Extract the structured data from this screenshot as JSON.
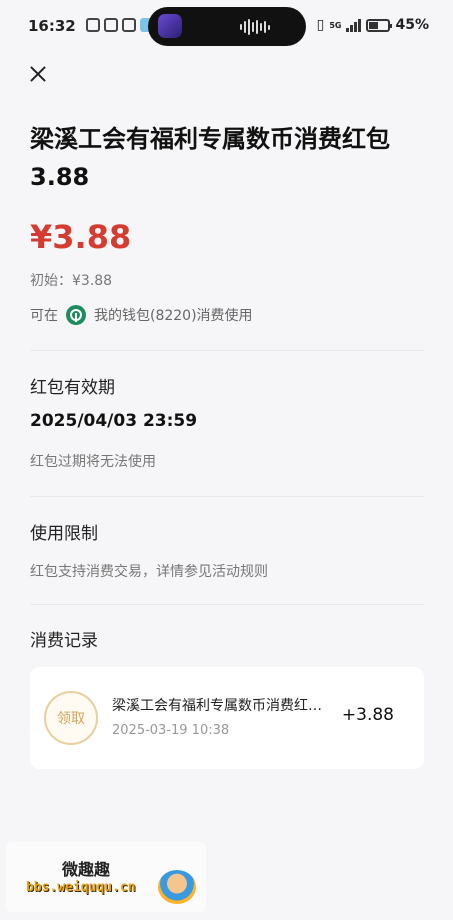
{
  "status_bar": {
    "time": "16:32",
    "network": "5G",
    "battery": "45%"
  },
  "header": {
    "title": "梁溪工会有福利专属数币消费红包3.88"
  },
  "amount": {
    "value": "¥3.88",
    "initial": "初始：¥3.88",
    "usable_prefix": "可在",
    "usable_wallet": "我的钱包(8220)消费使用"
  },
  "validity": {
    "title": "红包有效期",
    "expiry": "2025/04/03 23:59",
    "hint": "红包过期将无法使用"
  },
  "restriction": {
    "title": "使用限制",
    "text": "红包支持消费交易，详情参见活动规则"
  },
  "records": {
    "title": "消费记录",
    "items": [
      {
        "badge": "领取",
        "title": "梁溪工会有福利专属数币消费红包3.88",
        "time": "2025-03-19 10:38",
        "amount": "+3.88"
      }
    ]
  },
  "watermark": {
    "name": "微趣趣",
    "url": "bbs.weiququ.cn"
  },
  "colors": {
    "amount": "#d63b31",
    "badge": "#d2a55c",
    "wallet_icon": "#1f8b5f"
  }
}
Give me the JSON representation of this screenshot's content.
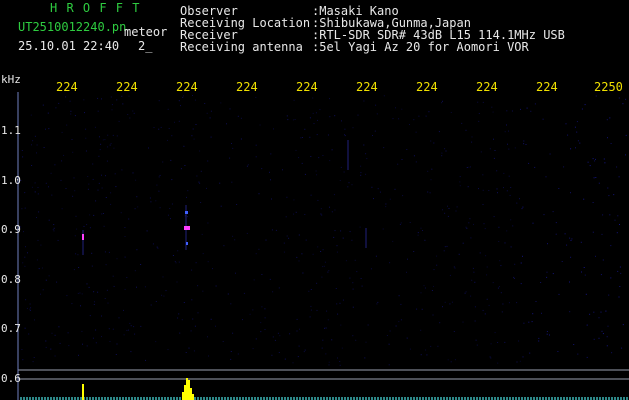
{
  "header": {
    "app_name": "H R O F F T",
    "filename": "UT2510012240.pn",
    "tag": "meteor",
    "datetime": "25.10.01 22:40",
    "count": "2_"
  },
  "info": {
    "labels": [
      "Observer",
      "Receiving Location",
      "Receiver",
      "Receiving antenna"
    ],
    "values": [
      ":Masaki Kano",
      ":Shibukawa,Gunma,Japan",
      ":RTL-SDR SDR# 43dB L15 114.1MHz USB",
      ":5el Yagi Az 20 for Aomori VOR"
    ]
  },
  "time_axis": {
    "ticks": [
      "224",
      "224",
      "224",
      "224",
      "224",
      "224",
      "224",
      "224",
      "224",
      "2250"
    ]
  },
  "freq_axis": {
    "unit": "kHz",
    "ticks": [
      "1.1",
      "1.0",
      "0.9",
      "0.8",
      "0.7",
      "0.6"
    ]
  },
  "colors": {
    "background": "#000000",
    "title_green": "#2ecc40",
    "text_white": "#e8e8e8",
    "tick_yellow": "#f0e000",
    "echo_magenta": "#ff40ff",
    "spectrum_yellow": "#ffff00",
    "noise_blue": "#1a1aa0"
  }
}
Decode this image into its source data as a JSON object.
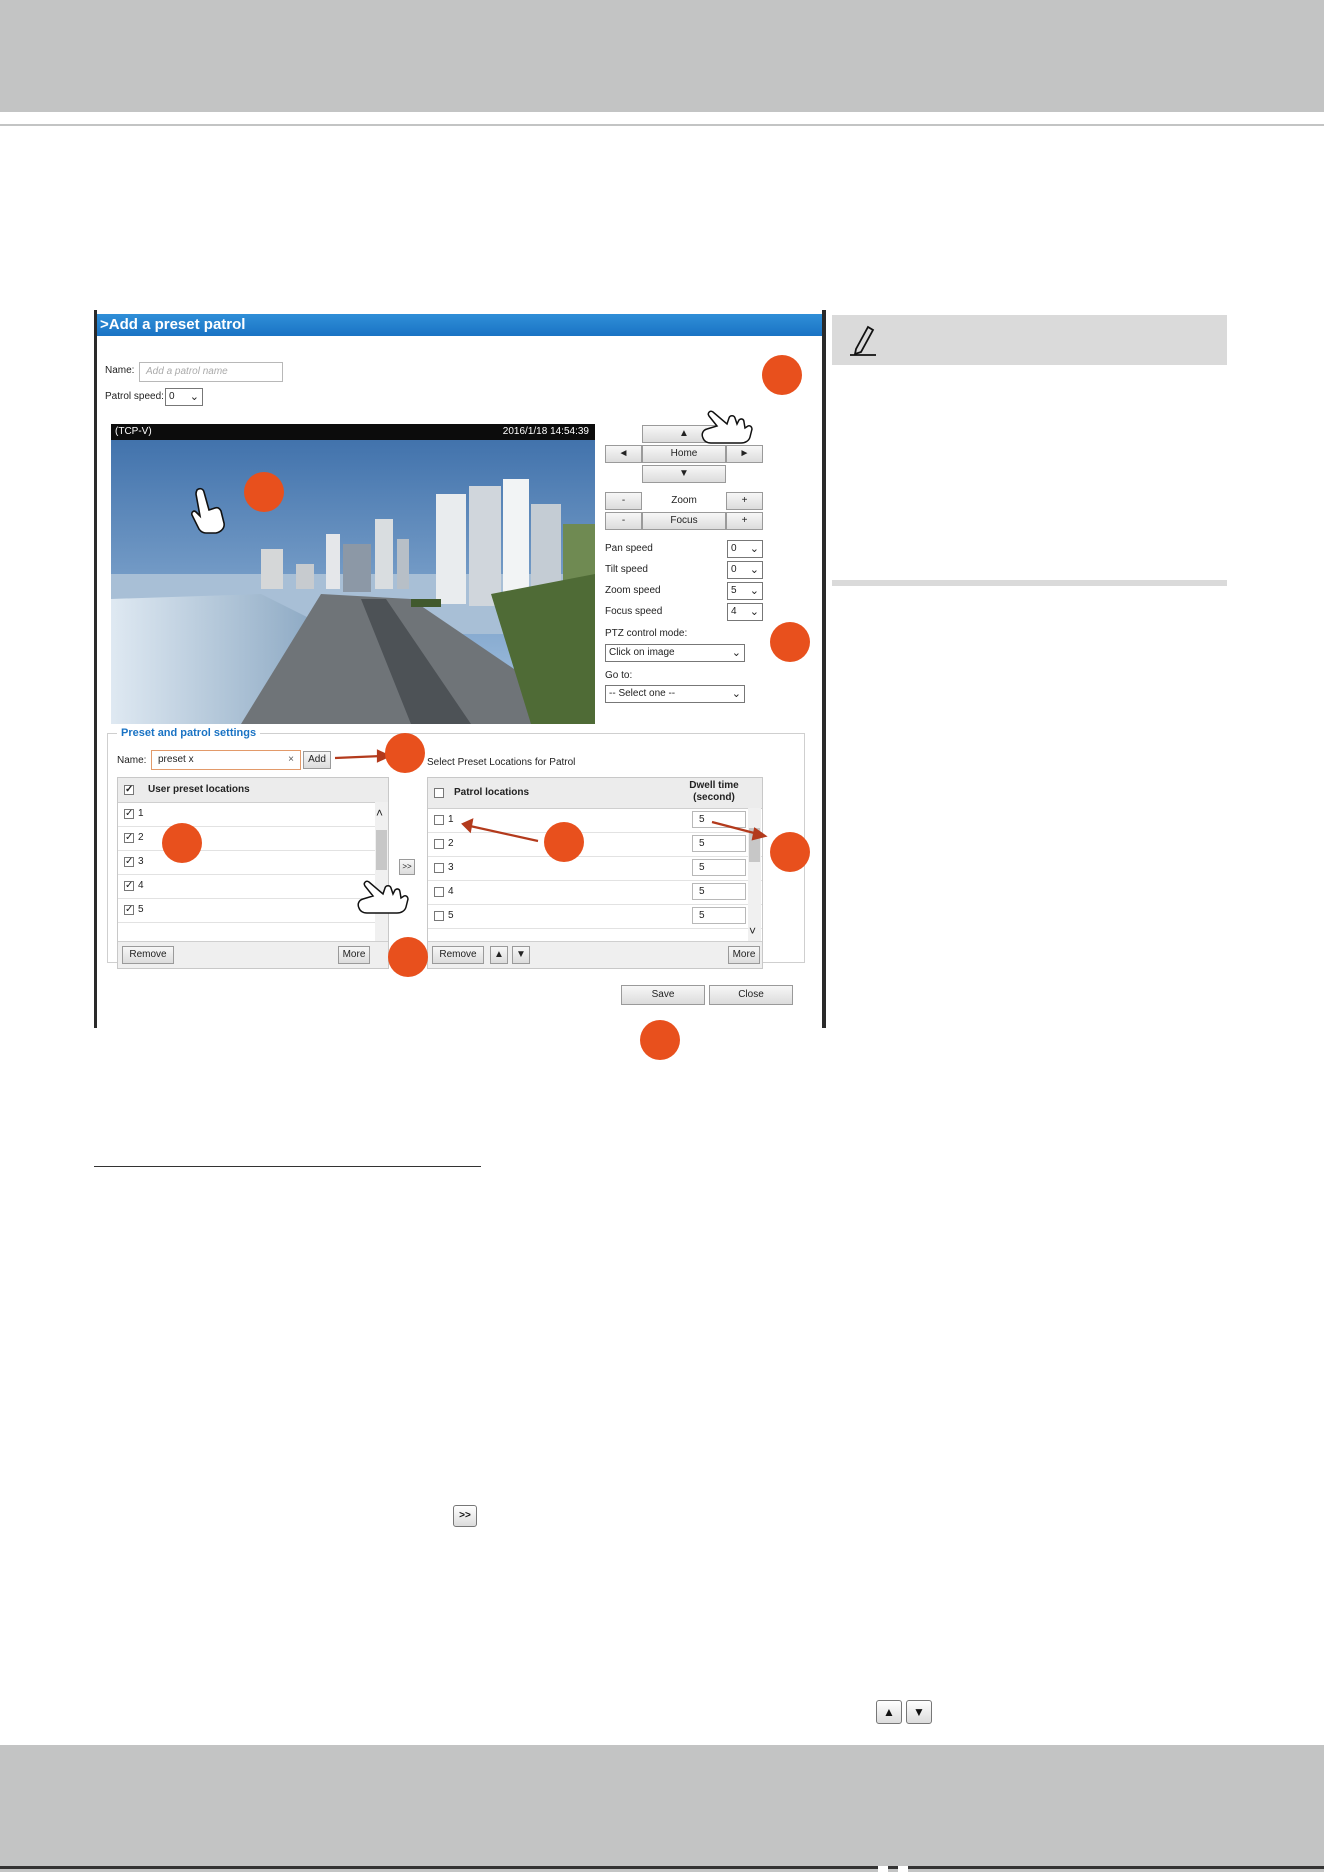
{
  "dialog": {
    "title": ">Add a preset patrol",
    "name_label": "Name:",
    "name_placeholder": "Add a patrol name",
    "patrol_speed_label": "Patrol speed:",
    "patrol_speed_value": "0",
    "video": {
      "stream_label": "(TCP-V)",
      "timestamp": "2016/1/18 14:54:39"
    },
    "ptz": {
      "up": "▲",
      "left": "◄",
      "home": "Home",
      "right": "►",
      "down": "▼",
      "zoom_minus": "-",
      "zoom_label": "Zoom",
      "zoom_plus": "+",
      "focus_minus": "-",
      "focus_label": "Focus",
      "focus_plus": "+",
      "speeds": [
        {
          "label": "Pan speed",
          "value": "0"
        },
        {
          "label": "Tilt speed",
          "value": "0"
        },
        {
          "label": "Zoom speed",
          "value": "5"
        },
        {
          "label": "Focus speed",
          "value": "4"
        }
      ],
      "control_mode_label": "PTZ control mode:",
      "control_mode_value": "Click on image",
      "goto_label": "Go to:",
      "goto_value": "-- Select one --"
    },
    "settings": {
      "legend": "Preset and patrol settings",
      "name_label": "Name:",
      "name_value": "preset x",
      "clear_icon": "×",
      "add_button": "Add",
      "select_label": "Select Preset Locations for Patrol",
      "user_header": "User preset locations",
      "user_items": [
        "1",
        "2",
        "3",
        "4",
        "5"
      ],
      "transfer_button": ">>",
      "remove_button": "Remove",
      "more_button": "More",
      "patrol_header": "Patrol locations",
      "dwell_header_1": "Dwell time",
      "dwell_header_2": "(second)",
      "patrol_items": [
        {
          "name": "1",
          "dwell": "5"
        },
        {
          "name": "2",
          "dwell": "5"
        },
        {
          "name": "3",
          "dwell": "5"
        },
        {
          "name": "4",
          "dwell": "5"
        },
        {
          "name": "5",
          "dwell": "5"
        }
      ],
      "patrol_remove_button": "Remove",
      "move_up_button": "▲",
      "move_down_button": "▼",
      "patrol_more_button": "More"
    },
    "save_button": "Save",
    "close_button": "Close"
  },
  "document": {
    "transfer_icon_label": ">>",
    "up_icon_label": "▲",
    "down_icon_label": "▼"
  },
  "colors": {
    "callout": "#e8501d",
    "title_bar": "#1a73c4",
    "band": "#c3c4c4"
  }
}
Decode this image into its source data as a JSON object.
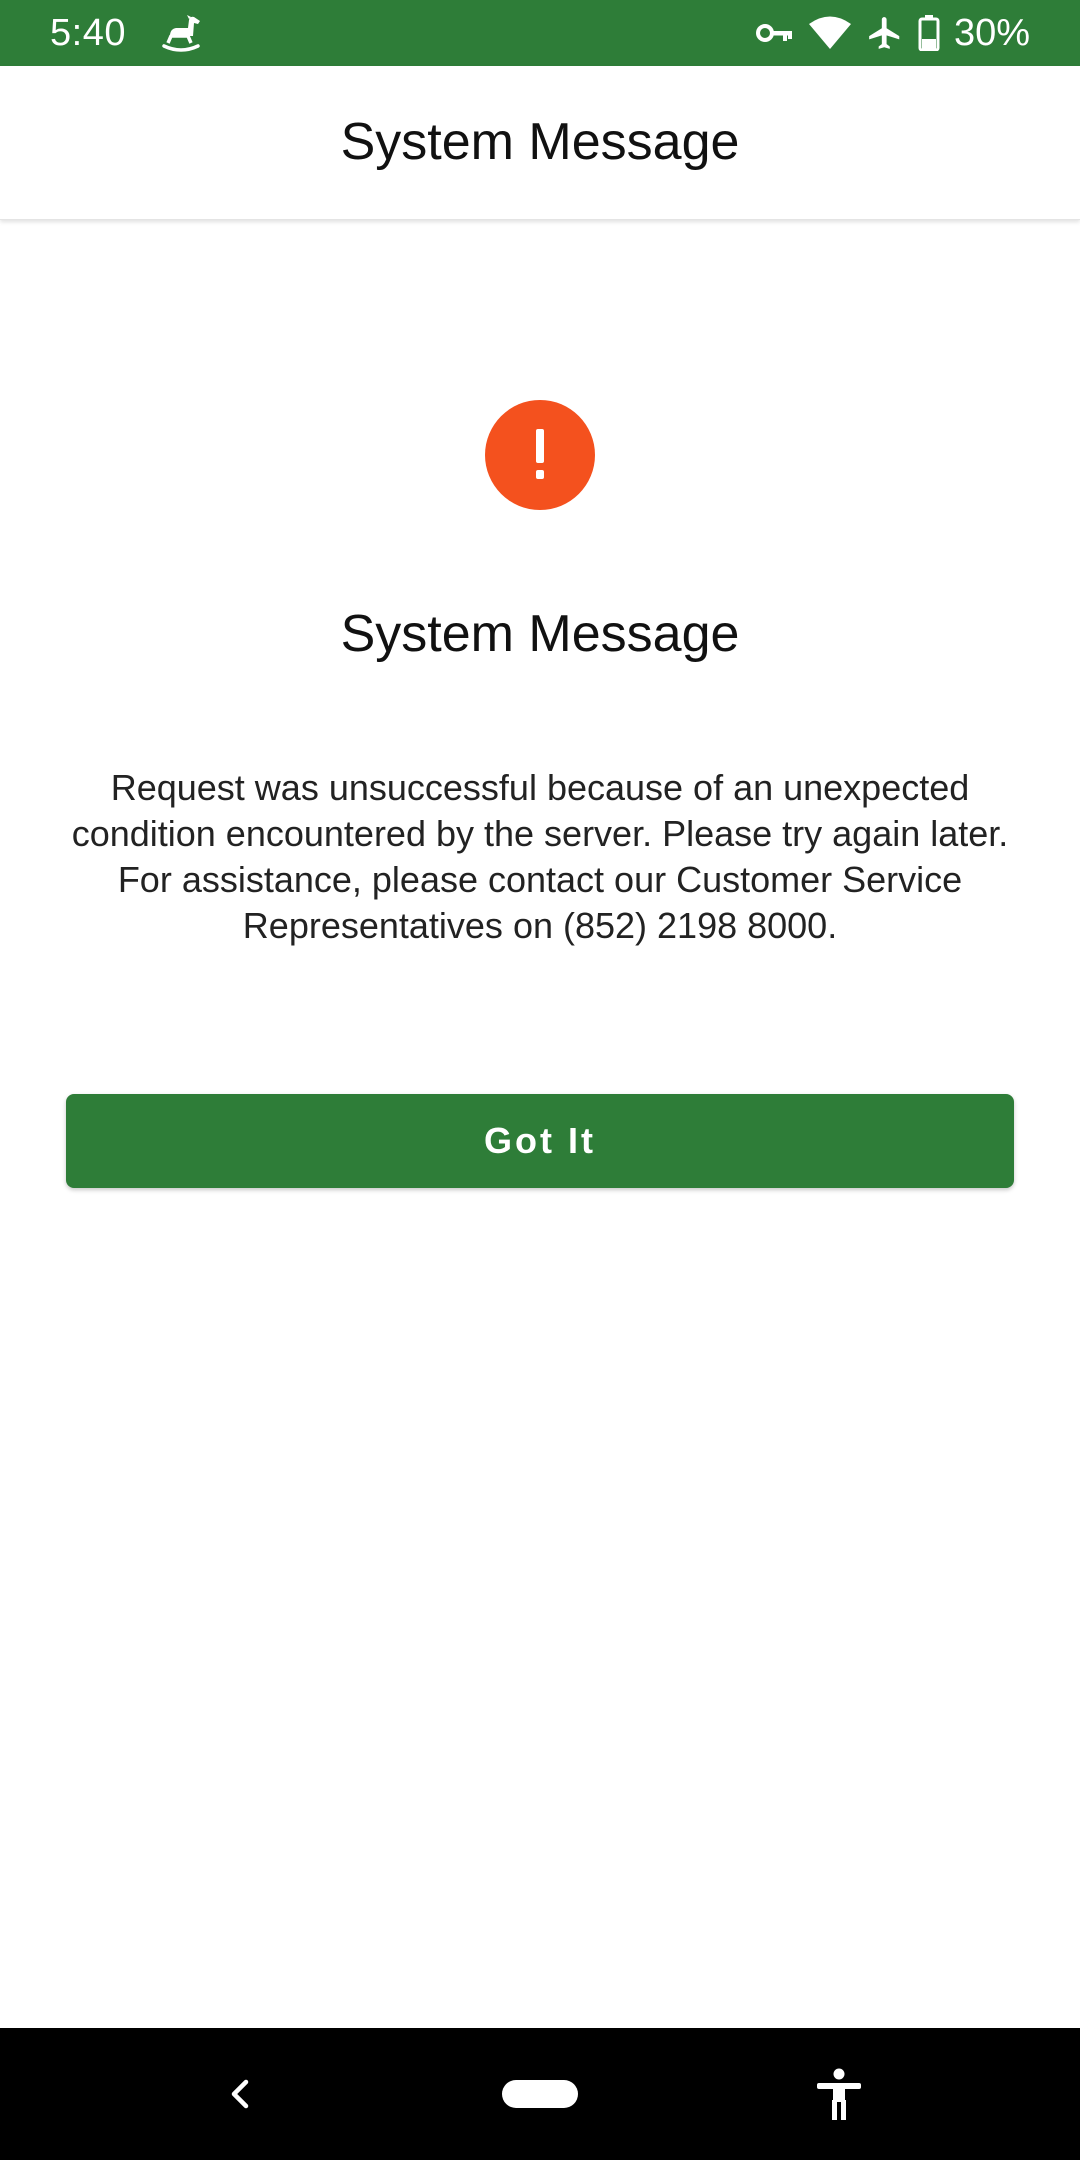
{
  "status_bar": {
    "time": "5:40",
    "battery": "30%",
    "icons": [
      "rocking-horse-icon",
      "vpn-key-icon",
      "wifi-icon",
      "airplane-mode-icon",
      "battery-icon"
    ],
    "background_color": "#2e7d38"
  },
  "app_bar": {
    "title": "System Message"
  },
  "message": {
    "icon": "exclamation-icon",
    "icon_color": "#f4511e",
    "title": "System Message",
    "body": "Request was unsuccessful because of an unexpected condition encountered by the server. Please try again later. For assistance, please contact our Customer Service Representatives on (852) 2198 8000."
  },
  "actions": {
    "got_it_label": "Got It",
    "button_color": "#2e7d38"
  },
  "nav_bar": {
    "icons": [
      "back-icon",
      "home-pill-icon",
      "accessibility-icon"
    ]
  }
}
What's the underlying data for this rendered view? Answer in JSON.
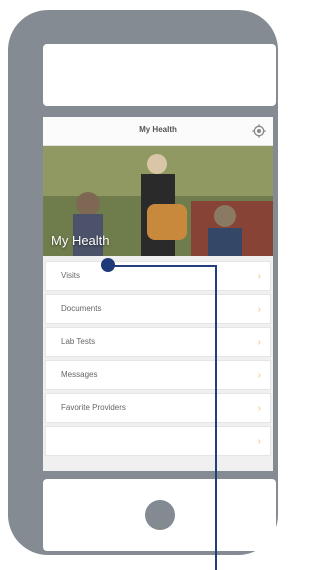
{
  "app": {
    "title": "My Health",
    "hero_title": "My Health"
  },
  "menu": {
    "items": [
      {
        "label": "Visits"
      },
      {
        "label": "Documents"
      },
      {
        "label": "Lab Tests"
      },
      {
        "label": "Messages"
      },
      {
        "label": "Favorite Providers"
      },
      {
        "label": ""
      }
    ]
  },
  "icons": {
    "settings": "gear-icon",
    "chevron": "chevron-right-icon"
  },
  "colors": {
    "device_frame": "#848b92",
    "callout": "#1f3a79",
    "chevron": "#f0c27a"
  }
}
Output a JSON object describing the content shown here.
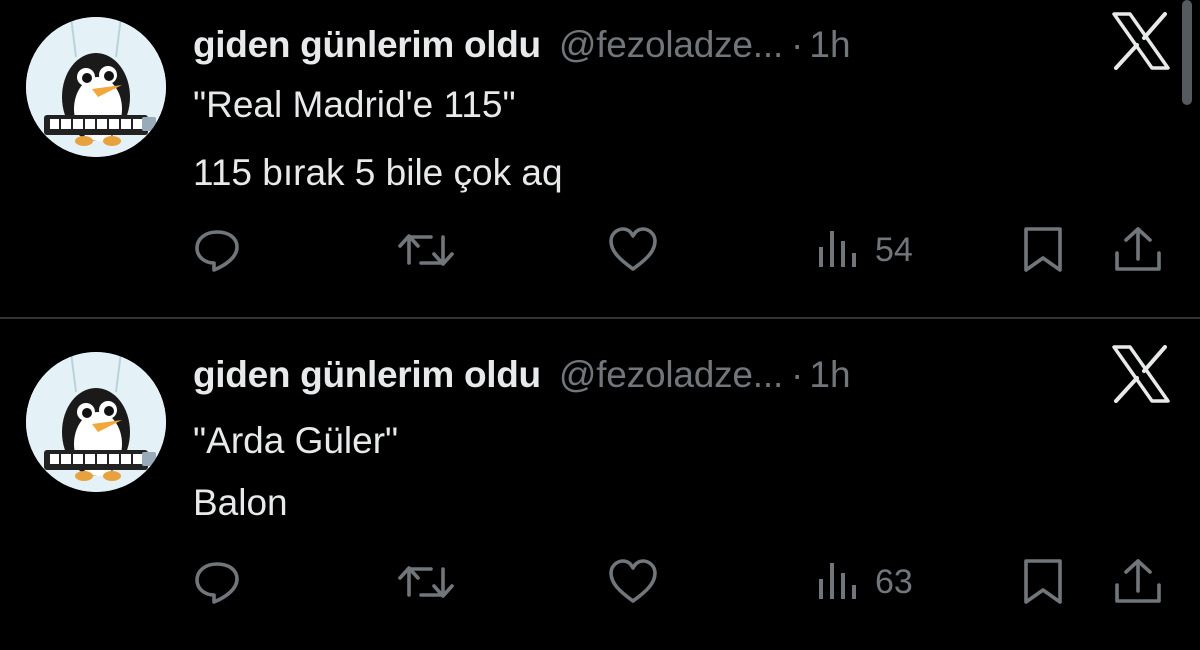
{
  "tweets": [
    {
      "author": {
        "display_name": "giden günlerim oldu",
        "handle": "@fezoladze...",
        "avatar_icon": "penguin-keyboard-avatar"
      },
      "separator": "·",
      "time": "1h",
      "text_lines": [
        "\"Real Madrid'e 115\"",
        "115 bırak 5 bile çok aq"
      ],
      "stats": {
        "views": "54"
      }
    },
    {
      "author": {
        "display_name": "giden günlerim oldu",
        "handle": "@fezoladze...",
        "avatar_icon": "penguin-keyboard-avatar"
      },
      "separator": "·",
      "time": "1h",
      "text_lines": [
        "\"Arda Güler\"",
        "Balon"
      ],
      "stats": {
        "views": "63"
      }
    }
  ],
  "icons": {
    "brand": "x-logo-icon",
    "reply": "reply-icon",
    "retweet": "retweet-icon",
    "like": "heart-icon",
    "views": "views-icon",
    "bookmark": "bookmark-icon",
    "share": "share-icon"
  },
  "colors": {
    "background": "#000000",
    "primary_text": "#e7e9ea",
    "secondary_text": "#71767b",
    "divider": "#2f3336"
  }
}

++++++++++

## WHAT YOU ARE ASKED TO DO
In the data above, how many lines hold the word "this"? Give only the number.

## WRITTEN SOLUTION
5